IBDs are better in patchy environments. For example, if we expect to have several small areas (e.g., lumps) with similar nutrient and water availability conditions. There might be several of these patches, and they will probably vary in size, but we expect to be able to describe them (at least partially) with an incomplete block. Hence, the size and shape of the incomplete blocks should consider the characteristics of these patches.

In contrast, RCDs will model heterogeneity dominated by trends, and ideally those trends should be aligned with the directions of the rows and/or columns of the full replicate. In this case, these blocking units identify long subunits that describe similar conditions in these trends. For example, think about a greenhouse with a temperature trend from front to back. It is common to also identify these subunits as rows within replicate or columns within replicate, and not across replicates. This will allow us to make them small enough to describe the field patterns properly.

It is also important to consider that most field trials are arranged in a two-dimensional space, and for this reason, we anticipate that there might be some important variation in one or both directions. Here, the use of an RCD represents insurance for these possible sources of variability.

Random or fixed blocks

In both of the above designs, given the nature of having incomplete blocking units, these should be considered in the linear model as random effects, in order to recover inter-block information. Therefore, there will be a variance component associated with the blocks in an IBD, and with rows and columns in an RCD. 

This analytical approach, with the random incomplete blocks, will indirectly allow for some form of spatial control, as records from plots within the same level of a subunit will be modelled as correlated observations. This should improve the overall analyses. 

Final words: the complexity and benefits of a-priori blocking

Note that there are many other possible designs and variants that can allow for some form of blocking structure (see for example, Latinization), and other options that allow for good neighbour balance (NB) and evenness of distribution (ED) properties, but we direct you to the specialized literature for further details. You will find that these a-priori blocking techniques make the generation of the design more complex, their establishment in the field more laborious, and their statistical analyses more demanding! But modern and sophisticated blocking structure constitutes a form of ‘insurance’ to control for potential future, expected or un-expected, field variability in the form of patches and/or trends. And given that the technology (and software) is available, we strongly recommend the use of a-priori blocking on a routine basis. Also, it is easier and cheaper to focus our efforts on using a good design before establishing our experiment than on trying to recover information at the analysis stage from a poorly designed experiment!

Recommended literature for further exploration

Kuehl, R.O. 2000. Design of Experiments: Statistical Principles of Research Design and Analysis. 2nd Edition. Brookes/Cole. Pacific Grove, California.

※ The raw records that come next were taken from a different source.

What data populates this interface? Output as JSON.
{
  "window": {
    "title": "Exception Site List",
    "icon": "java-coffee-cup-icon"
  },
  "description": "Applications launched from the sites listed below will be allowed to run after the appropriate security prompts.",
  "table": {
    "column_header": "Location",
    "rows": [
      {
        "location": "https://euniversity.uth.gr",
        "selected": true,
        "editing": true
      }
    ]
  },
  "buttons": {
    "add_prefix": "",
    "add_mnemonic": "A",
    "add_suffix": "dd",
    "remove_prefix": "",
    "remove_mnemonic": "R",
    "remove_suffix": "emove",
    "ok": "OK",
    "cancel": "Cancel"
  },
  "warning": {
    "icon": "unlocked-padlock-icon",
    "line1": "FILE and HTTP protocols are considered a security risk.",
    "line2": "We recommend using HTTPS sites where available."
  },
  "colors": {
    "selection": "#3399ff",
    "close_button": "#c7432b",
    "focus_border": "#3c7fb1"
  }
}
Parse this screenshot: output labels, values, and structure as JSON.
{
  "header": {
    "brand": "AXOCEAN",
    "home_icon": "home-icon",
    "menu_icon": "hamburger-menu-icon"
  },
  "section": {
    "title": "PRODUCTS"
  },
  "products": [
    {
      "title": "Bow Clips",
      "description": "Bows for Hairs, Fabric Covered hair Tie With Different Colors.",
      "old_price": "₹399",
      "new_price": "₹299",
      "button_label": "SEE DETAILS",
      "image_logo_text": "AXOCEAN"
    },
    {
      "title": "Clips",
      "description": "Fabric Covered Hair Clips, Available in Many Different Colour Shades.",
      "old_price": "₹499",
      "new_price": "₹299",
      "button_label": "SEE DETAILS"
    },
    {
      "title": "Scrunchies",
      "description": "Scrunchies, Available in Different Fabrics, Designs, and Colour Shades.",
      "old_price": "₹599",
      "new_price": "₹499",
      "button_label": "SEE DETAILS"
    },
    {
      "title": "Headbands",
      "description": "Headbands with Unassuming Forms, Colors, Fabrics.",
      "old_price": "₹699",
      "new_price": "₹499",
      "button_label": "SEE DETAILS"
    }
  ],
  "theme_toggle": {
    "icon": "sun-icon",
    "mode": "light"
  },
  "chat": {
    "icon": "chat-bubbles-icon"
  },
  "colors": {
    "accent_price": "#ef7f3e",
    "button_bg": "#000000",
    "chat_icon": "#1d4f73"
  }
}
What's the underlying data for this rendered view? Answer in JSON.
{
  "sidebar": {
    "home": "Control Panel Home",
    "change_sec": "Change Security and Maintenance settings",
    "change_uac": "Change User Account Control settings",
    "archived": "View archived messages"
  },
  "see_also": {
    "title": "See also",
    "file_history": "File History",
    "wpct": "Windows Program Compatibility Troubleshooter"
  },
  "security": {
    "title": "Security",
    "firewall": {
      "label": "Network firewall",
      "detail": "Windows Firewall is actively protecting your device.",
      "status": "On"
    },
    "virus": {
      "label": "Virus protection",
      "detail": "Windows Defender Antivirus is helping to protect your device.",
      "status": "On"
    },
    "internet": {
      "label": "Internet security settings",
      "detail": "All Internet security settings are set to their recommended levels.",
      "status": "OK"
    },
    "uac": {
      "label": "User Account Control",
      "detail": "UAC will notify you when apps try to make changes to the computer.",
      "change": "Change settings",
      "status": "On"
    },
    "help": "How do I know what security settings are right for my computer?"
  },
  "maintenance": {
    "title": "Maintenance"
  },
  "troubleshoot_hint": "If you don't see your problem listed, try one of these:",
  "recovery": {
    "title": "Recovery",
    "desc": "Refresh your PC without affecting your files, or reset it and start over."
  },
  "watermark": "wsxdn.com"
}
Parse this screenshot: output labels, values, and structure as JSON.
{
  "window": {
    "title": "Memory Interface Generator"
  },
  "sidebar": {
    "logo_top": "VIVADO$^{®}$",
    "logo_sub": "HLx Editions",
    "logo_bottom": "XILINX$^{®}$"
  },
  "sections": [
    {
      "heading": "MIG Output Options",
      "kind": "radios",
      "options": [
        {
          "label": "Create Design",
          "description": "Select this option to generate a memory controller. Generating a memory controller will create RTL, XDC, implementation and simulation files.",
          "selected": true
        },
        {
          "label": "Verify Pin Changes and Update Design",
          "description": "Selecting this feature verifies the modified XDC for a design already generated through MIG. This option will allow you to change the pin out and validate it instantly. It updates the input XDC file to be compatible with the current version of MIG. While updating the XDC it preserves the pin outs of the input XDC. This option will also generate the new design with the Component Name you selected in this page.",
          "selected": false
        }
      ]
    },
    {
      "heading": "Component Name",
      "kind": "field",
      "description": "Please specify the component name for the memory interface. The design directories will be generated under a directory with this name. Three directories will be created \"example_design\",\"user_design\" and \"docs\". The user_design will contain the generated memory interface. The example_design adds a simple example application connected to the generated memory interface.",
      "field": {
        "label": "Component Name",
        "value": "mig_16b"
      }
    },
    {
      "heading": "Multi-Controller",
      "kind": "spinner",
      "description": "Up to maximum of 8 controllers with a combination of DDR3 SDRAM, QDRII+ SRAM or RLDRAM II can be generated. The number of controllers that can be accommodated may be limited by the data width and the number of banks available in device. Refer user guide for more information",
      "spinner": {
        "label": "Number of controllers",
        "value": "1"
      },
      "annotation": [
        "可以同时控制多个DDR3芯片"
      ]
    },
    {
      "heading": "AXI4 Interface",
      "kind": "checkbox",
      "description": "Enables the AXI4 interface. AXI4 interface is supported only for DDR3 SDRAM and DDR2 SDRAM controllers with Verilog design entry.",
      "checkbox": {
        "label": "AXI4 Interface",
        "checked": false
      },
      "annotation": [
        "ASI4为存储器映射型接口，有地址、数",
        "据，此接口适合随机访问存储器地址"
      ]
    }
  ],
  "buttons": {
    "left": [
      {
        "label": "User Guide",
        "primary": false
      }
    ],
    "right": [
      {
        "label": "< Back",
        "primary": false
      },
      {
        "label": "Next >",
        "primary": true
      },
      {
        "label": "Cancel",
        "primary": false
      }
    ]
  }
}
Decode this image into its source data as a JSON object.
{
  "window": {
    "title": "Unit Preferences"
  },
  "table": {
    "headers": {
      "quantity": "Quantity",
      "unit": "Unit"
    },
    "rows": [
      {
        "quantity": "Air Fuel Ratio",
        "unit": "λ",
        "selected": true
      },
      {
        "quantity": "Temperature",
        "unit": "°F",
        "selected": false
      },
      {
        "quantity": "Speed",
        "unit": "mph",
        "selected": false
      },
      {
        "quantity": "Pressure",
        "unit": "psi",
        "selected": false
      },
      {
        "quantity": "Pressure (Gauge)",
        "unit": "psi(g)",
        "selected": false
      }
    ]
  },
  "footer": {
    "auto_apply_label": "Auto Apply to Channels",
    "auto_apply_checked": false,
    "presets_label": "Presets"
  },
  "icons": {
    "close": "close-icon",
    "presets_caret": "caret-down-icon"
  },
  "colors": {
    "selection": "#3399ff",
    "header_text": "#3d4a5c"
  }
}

Piepho, H-P., Williams, E.R., and Volker, M. 2020. Generating row-column field experimental designs with good neighbour balance and even distribution of treatment replications. J Agron Crop Sci 207(4): 745-753.

Williams. E.R., Matheson, A.C. and Harwood, C.E. 2002. Experimental Design and Analysis for Tree Improvement. 2nd Edition. CSIRO Publishing.

About the author

Dr. Salvador Gezan is a statistician/quantitative geneticist with more than 20 years’ experience in breeding, statistical analysis and genetic improvement consulting. He currently works as a Statistical Consultant at VSN International, UK. Dr. Gezan started his career at Rothamsted Research as a biometrician, where he worked with Genstat and ASReml statistical software. Over the last 15 years he has taught ASReml workshops for companies and university researchers around the world. 

Dr. Gezan has worked on agronomy, aquaculture, forestry, entomology, medical, biological modelling, and with many commercial breeding programs, applying traditional and molecular statistical tools. His research has led to more than 100 peer reviewed publications, and he is one of the co-authors of the textbook Statistical Methods in Biology: Design and Analysis of Experiments and Regression.